Demoted presidential fearmonger Richard Clarke still insists "cyberattacks on the nation's critical IT infrastructure could potentially cause 'catastrophic damage to the economy,' akin to the 'functional equivalent of 767s crashing into buildings.' "
Makes you want to iron your email, doesn't it? I swear I don't make this stuff up, folks. I just report it for your amusement. Uh-oh, wouldn't you know it? A SatireWire newswire carries the headline "SPAMTHRAX — CONTRACTING ANTHRAX VIA EMAIL." It also talks about "Information on Net Evacuation [and] Bayer's Production of e-Cipro." I hope you'll read the story's second sentence carefully. You can't say Clarke didn't warn you!

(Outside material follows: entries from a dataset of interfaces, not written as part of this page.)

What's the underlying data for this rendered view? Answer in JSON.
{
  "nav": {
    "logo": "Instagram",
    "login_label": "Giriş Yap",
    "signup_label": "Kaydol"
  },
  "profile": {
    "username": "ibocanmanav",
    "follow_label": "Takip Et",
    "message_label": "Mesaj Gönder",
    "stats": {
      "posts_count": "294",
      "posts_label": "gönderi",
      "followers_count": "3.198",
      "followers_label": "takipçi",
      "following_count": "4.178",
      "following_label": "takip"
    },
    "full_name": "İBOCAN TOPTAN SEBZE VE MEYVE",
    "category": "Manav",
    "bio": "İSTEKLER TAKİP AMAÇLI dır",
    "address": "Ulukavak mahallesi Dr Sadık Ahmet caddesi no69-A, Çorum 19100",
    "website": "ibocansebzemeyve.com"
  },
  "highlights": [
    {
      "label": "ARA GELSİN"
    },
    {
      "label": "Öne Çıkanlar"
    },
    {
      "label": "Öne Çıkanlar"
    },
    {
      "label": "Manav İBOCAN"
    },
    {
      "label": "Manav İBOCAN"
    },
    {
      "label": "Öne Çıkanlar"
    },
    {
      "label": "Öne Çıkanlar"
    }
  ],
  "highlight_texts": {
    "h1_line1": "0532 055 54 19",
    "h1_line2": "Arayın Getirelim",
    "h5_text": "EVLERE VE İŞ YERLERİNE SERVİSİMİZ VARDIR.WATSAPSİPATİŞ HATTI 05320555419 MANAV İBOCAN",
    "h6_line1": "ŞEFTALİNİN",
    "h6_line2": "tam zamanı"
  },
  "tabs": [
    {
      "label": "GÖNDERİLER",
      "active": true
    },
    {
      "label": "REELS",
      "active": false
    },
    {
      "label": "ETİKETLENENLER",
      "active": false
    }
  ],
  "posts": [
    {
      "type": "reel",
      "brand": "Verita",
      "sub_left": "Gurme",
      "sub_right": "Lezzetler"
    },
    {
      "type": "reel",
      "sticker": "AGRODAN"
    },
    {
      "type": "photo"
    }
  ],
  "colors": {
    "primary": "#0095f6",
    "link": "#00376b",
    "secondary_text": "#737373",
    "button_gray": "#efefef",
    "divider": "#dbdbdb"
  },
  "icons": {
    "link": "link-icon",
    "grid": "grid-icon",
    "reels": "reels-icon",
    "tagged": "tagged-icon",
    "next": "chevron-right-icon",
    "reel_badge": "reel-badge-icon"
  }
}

ODDLY, CLARKE HASN'T explained why bin Laden paid exorbitant amounts to train commercial pilots who gave their lives in elaborate skyscraper-jetliner attacks. Why not just remotely pilot a 767 with a PC joystick? You get the same effect and your own men don't die in the process. Hmmm. Perhaps Boeing uses the secure-by-default OpenBSD operating system. It would explain why the terrorists needed local access to the cockpit... Sadly, the death of the Internet will compel us to send troops into battle rather than electrons. Crud! We'll need to drop 500-pound bombs instead of 500-byte ping packets. So I guess Clarke won't need my 27 pixels after all. (Don't worry: the government knows where to find me if they ever again need my services at 3am.) I'll leave you with two philosophical questions. First, if Clarke insists cyber-attacks are the "functional equivalent of 767s crashing into buildings," then why haven't we seen such attacks? Second, if Clarke insists cyber-attacks are the "functional equivalent of 767s crashing into buildings," then why did the president demote him?
''Debunking Richard Clarke'' computer security audio CD now available